What lines below hold the string "https"? Copy them all.

Data about app and page elements

=== Begin Enclosure ===

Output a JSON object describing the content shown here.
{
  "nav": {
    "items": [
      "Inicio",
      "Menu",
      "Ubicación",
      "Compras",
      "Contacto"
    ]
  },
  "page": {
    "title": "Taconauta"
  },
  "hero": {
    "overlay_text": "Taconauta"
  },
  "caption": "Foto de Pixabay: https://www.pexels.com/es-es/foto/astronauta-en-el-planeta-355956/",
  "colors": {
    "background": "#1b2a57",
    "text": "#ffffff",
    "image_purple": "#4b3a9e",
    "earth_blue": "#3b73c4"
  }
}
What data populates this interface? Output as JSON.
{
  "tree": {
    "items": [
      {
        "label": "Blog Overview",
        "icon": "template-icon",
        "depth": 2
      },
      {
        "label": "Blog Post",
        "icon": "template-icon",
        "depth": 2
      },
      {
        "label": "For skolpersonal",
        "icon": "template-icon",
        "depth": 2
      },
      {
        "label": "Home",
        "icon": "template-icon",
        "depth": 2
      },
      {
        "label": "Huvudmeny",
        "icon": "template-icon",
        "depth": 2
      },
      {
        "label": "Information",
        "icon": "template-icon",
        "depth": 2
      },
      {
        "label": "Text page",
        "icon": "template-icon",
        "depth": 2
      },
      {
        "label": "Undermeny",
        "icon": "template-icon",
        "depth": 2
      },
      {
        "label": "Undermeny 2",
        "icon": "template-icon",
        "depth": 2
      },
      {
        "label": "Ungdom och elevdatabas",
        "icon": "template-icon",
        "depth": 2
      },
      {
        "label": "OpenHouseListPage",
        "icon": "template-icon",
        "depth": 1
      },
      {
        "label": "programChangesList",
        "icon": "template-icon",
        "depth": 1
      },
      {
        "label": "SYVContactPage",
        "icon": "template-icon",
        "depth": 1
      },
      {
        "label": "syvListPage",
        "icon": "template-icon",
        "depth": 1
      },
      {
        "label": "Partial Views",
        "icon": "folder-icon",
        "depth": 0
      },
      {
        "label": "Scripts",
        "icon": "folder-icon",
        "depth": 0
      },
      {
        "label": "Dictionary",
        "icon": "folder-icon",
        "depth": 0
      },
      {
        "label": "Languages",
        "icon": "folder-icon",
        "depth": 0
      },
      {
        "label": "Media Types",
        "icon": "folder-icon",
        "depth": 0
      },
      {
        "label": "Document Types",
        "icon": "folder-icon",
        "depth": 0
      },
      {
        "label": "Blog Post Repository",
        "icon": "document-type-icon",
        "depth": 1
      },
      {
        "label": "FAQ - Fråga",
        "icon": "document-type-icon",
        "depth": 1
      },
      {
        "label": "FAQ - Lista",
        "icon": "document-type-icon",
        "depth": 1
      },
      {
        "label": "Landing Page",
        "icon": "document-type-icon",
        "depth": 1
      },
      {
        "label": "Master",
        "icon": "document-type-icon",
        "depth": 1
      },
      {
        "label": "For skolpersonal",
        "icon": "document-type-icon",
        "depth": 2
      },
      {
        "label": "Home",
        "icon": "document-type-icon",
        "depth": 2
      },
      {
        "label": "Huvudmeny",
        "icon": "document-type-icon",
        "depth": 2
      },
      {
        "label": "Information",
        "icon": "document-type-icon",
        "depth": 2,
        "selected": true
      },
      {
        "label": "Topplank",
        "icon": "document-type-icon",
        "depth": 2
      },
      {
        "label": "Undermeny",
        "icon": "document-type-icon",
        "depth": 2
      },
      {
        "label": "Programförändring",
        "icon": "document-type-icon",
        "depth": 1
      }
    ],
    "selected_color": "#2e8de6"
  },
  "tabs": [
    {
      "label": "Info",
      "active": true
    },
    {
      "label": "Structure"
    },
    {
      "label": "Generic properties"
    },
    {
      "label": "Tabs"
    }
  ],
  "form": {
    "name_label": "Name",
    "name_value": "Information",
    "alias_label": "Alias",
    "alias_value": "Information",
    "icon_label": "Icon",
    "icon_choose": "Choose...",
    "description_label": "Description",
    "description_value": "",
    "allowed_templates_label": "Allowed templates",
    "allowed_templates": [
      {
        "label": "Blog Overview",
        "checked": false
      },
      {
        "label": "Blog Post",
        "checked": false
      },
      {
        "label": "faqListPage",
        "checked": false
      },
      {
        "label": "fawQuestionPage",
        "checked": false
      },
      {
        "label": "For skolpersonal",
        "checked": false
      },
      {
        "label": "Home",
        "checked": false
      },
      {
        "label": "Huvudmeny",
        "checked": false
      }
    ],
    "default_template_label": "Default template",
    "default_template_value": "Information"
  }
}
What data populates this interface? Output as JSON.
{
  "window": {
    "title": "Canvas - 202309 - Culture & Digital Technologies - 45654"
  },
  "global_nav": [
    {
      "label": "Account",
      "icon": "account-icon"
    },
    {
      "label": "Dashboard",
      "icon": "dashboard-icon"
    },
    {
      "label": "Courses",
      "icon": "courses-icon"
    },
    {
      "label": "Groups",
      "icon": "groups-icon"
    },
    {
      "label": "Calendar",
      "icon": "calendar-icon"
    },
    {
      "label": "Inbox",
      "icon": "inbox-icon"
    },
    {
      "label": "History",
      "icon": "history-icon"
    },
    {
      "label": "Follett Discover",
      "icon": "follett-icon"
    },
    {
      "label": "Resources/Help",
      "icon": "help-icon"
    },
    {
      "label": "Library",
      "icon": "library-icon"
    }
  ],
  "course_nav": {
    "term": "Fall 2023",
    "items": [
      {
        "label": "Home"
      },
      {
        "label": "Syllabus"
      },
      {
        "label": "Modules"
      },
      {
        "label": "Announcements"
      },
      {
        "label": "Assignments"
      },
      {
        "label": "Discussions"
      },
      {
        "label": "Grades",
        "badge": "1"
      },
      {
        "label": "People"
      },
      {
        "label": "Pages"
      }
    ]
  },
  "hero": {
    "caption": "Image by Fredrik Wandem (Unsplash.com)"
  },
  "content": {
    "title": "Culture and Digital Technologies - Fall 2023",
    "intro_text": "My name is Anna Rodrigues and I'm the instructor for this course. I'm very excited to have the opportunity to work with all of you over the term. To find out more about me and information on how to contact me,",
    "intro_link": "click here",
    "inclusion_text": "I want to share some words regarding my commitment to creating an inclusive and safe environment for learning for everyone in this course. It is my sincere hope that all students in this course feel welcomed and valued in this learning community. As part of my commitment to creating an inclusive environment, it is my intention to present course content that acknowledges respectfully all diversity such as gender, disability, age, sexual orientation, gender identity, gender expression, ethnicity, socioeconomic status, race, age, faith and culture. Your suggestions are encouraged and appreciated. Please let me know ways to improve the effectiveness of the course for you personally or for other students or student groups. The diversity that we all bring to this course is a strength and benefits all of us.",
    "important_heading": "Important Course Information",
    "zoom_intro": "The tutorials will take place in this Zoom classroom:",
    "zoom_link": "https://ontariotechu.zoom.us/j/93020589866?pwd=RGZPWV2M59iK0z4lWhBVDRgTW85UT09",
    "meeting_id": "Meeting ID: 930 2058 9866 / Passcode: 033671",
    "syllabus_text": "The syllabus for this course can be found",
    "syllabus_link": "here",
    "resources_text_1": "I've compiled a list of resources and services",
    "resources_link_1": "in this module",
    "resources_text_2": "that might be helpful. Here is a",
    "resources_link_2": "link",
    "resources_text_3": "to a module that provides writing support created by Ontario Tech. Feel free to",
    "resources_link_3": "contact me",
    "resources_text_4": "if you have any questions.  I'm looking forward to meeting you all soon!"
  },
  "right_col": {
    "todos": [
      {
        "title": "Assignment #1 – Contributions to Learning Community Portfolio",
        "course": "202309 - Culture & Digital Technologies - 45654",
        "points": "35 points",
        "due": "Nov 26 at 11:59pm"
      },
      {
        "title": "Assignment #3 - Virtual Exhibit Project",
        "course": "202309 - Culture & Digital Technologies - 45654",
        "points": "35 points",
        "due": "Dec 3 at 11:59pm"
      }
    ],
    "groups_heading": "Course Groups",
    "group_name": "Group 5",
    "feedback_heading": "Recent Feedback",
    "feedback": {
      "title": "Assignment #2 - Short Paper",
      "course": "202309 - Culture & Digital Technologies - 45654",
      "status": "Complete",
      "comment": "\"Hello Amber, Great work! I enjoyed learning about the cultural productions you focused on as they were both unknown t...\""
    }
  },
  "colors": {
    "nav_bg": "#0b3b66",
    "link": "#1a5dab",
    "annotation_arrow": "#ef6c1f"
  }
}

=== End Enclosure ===

◆ **Result**:
  "caption": "Foto de Pixabay: https://www.pexels.com/es-es/foto/astronauta-en-el-planeta-355956/",
    "zoom_link": "https://ontariotechu.zoom.us/j/93020589866?pwd=RGZPWV2M59iK0z4lWhBVDRgTW85UT09",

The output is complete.